* GOAL OF THE EXERCISE: If a line in the entries below includes "info", pick it out and copy it.

* DATA PROVIDED:
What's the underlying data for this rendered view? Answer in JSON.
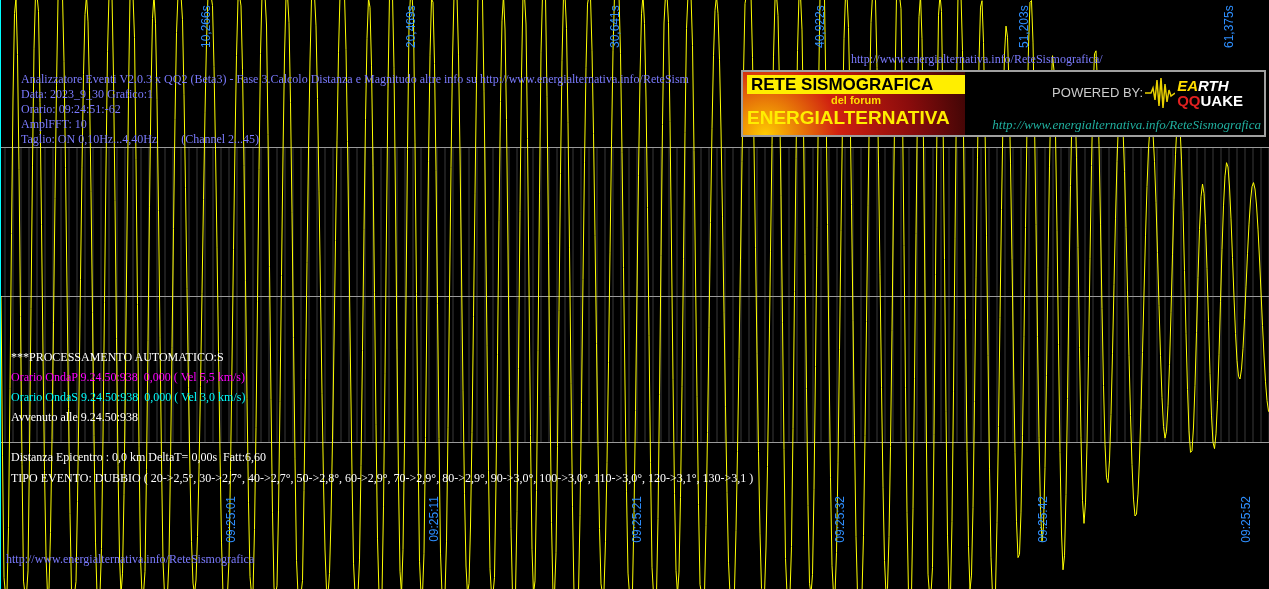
{
  "header": {
    "lines": [
      "Analizzatore Eventi V2.0.3 x QQ2 (Beta3) - Fase 3.Calcolo Distanza e Magnitudo altre info su http://www.energialternativa.info/ReteSism",
      "Data: 2023_9_30 Grafico:1",
      "Orario: 09:24:51:-62",
      "AmplFFT: 10",
      "Taglio: ON 0,10Hz...4,40Hz        (Channel 2...45)"
    ]
  },
  "top_url": "http://www.energialternativa.info/ReteSismografica/",
  "logo": {
    "title": "RETE SISMOGRAFICA",
    "subtitle": "del forum",
    "name": "ENERGIALTERNATIVA",
    "powered_by": "POWERED BY:",
    "brand_line_1": "EARTH",
    "brand_line_2": "QQUAKE",
    "url": "http://www.energialternativa.info/ReteSismografica"
  },
  "time_axis_top": [
    "10,266s",
    "20,469s",
    "30,641s",
    "40,922s",
    "51,203s",
    "61,375s"
  ],
  "time_axis_bottom": [
    "09:25:01",
    "09:25:11",
    "09:25:21",
    "09:25:32",
    "09:25:42",
    "09:25:52"
  ],
  "processing": [
    {
      "text": "***PROCESSAMENTO AUTOMATICO:S",
      "color": "#ffffff"
    },
    {
      "text": "Orario OndaP 9.24.50:938  0,000 ( Vel 5,5 km/s)",
      "color": "#ff00ff"
    },
    {
      "text": "Orario OndaS 9.24.50:938  0,000 ( Vel 3,0 km/s)",
      "color": "#00ffff"
    },
    {
      "text": "Avvenuto alle 9.24.50:938",
      "color": "#ffffff"
    }
  ],
  "result": [
    "Distanza Epicentro : 0,0 km DeltaT= 0,00s  Fatt:6,60",
    "TIPO EVENTO: DUBBIO ( 20->2,5°, 30->2,7°, 40->2,7°, 50->2,8°, 60->2,9°, 70->2,9°, 80->2,9°, 90->3,0°, 100->3,0°, 110->3,0°, 120->3,1°, 130->3,1 )"
  ],
  "footer_url": "http://www.energialternativa.info/ReteSismografica"
}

* RESPONSE TO THIS EXERCISE:
      "Analizzatore Eventi V2.0.3 x QQ2 (Beta3) - Fase 3.Calcolo Distanza e Magnitudo altre info su http://www.energialternativa.info/ReteSism",
  "top_url": "http://www.energialternativa.info/ReteSismografica/",
    "url": "http://www.energialternativa.info/ReteSismografica"
  "footer_url": "http://www.energialternativa.info/ReteSismografica"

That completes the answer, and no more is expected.